TASK OBJECTIVE = The records are to be restated in their entirety, word for word.

DATA FOR PROCESSING =
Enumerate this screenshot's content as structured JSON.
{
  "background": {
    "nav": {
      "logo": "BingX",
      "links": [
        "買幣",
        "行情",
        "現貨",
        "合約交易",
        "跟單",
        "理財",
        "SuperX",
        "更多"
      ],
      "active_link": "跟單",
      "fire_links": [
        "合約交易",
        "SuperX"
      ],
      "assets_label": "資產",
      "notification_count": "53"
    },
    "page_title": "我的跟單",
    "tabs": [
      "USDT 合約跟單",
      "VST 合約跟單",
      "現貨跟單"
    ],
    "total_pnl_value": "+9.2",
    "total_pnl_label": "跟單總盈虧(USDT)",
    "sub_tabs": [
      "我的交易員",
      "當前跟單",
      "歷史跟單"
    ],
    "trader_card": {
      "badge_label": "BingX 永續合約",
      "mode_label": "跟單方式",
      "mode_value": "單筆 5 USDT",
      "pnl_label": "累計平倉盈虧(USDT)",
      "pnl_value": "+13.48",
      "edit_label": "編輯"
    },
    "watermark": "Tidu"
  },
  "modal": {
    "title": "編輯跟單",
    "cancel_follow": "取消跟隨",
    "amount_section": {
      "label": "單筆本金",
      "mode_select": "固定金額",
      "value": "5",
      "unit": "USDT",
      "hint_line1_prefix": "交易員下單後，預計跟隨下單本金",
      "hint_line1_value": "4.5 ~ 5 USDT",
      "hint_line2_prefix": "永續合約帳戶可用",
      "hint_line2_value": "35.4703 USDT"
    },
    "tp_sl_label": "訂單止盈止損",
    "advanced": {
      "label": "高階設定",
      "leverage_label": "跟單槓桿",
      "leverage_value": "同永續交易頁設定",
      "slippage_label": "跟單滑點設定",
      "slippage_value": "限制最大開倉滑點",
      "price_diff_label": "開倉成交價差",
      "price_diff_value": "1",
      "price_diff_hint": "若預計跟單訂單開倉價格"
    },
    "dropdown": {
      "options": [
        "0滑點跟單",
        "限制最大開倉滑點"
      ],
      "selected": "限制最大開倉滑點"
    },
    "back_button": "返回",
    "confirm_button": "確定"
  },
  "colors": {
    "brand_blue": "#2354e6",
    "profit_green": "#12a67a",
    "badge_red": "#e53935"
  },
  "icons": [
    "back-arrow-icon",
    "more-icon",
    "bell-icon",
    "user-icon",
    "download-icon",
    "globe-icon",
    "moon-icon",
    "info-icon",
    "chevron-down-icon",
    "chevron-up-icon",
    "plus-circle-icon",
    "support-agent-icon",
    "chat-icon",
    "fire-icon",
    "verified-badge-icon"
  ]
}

RESPONSE TO THE EXERCISE =
Enumerate this screenshot's content as structured JSON.
{
  "background": {
    "nav": {
      "logo": "BingX",
      "links": [
        "買幣",
        "行情",
        "現貨",
        "合約交易",
        "跟單",
        "理財",
        "SuperX",
        "更多"
      ],
      "active_link": "跟單",
      "fire_links": [
        "合約交易",
        "SuperX"
      ],
      "assets_label": "資產",
      "notification_count": "53"
    },
    "page_title": "我的跟單",
    "tabs": [
      "USDT 合約跟單",
      "VST 合約跟單",
      "現貨跟單"
    ],
    "total_pnl_value": "+9.2",
    "total_pnl_label": "跟單總盈虧(USDT)",
    "sub_tabs": [
      "我的交易員",
      "當前跟單",
      "歷史跟單"
    ],
    "trader_card": {
      "badge_label": "BingX 永續合約",
      "mode_label": "跟單方式",
      "mode_value": "單筆 5 USDT",
      "pnl_label": "累計平倉盈虧(USDT)",
      "pnl_value": "+13.48",
      "edit_label": "編輯"
    },
    "watermark": "Tidu"
  },
  "modal": {
    "title": "編輯跟單",
    "cancel_follow": "取消跟隨",
    "amount_section": {
      "label": "單筆本金",
      "mode_select": "固定金額",
      "value": "5",
      "unit": "USDT",
      "hint_line1_prefix": "交易員下單後，預計跟隨下單本金",
      "hint_line1_value": "4.5 ~ 5 USDT",
      "hint_line2_prefix": "永續合約帳戶可用",
      "hint_line2_value": "35.4703 USDT"
    },
    "tp_sl_label": "訂單止盈止損",
    "advanced": {
      "label": "高階設定",
      "leverage_label": "跟單槓桿",
      "leverage_value": "同永續交易頁設定",
      "slippage_label": "跟單滑點設定",
      "slippage_value": "限制最大開倉滑點",
      "price_diff_label": "開倉成交價差",
      "price_diff_value": "1",
      "price_diff_hint": "若預計跟單訂單開倉價格"
    },
    "dropdown": {
      "options": [
        "0滑點跟單",
        "限制最大開倉滑點"
      ],
      "selected": "限制最大開倉滑點"
    },
    "back_button": "返回",
    "confirm_button": "確定"
  },
  "colors": {
    "brand_blue": "#2354e6",
    "profit_green": "#12a67a",
    "badge_red": "#e53935"
  },
  "icons": [
    "back-arrow-icon",
    "more-icon",
    "bell-icon",
    "user-icon",
    "download-icon",
    "globe-icon",
    "moon-icon",
    "info-icon",
    "chevron-down-icon",
    "chevron-up-icon",
    "plus-circle-icon",
    "support-agent-icon",
    "chat-icon",
    "fire-icon",
    "verified-badge-icon"
  ]
}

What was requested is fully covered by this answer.